[Interface dataset entries]
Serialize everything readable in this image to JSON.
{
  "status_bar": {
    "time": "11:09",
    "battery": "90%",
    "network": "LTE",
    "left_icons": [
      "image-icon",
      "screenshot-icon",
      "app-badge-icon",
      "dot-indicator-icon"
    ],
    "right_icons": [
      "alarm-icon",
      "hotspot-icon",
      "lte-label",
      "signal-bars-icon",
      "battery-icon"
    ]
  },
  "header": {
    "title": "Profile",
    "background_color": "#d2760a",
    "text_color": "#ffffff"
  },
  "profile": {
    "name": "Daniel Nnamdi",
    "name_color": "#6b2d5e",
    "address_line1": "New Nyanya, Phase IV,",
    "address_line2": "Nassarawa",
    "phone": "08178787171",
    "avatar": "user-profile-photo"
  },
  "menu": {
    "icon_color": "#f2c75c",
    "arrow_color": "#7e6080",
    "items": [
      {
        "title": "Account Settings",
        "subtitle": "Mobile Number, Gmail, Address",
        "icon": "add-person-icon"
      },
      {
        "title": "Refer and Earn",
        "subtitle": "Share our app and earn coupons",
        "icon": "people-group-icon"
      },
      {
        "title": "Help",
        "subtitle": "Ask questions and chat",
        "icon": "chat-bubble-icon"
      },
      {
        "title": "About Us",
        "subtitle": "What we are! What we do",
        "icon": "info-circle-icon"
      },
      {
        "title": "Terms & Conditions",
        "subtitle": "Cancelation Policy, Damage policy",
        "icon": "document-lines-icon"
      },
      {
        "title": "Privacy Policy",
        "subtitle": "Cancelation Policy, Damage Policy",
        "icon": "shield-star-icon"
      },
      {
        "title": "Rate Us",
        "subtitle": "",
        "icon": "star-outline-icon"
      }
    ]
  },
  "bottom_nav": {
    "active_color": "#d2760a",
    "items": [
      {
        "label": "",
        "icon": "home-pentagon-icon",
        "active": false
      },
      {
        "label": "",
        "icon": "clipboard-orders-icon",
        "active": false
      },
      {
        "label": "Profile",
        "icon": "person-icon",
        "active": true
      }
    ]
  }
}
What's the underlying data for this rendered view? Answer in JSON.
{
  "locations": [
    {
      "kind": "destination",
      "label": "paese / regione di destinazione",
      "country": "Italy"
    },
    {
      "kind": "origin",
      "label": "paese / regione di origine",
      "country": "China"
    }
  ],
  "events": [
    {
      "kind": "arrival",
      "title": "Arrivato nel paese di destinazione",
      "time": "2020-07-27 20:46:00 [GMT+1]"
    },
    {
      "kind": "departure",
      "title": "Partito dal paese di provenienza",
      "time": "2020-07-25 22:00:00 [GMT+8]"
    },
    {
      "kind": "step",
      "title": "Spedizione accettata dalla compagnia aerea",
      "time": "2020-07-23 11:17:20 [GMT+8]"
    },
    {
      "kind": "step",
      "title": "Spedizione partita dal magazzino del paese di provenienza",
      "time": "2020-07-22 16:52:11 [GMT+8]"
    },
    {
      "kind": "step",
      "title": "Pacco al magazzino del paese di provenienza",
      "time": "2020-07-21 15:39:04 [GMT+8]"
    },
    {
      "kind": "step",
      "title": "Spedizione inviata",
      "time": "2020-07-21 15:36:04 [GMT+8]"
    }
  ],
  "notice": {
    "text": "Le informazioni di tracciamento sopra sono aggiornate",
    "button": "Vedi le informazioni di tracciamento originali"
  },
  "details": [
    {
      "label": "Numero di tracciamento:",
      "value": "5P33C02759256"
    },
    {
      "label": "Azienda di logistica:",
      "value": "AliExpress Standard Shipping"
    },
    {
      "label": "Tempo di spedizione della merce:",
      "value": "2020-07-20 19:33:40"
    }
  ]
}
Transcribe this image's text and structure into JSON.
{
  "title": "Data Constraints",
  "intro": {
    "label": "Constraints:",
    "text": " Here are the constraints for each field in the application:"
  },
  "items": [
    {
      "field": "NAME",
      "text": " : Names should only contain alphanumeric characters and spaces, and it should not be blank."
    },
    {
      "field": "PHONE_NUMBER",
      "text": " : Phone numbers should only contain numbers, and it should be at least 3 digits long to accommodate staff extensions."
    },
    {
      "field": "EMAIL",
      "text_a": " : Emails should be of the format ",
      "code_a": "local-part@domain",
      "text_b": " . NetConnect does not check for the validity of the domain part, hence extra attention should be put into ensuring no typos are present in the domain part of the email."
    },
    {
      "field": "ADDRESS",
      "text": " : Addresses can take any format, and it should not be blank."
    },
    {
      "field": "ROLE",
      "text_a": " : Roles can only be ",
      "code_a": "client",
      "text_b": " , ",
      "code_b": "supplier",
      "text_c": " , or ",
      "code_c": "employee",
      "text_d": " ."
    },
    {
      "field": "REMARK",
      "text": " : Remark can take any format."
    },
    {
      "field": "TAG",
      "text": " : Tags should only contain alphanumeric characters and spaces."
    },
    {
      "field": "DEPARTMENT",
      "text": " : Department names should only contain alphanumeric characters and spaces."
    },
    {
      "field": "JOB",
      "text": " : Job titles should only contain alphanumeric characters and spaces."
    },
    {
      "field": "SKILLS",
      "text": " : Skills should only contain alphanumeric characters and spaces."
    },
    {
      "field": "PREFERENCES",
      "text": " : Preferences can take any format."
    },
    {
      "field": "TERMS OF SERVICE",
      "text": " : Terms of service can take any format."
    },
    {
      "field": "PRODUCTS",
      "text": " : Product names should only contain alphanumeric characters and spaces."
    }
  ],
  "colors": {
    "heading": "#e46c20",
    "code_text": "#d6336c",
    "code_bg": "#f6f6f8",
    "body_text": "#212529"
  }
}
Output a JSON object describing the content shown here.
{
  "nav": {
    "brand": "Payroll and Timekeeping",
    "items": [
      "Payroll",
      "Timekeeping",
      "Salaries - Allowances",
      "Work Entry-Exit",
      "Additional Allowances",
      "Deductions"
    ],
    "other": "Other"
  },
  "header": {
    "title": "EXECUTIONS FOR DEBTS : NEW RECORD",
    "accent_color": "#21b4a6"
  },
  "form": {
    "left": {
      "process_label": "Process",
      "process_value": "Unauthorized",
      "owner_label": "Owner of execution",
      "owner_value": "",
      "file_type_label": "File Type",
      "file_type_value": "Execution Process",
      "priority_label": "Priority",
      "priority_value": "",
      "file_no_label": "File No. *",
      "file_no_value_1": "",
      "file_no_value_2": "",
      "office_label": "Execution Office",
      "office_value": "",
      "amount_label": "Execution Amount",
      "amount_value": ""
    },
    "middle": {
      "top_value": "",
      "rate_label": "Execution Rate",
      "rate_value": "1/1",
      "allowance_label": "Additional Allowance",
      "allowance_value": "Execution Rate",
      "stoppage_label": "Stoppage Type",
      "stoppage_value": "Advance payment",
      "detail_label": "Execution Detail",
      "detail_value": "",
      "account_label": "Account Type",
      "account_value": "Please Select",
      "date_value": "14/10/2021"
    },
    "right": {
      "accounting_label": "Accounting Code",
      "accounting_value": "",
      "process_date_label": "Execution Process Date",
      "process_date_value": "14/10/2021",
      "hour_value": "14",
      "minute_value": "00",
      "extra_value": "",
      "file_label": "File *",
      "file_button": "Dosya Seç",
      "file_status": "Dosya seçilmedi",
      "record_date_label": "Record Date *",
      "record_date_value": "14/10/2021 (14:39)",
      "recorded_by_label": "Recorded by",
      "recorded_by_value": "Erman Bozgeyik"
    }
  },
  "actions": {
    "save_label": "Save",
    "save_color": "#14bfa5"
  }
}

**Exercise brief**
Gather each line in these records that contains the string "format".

**Exercise result**
      "text_a": " : Emails should be of the format ",
      "text": " : Addresses can take any format, and it should not be blank."
      "text": " : Remark can take any format."
      "text": " : Preferences can take any format."
      "text": " : Terms of service can take any format."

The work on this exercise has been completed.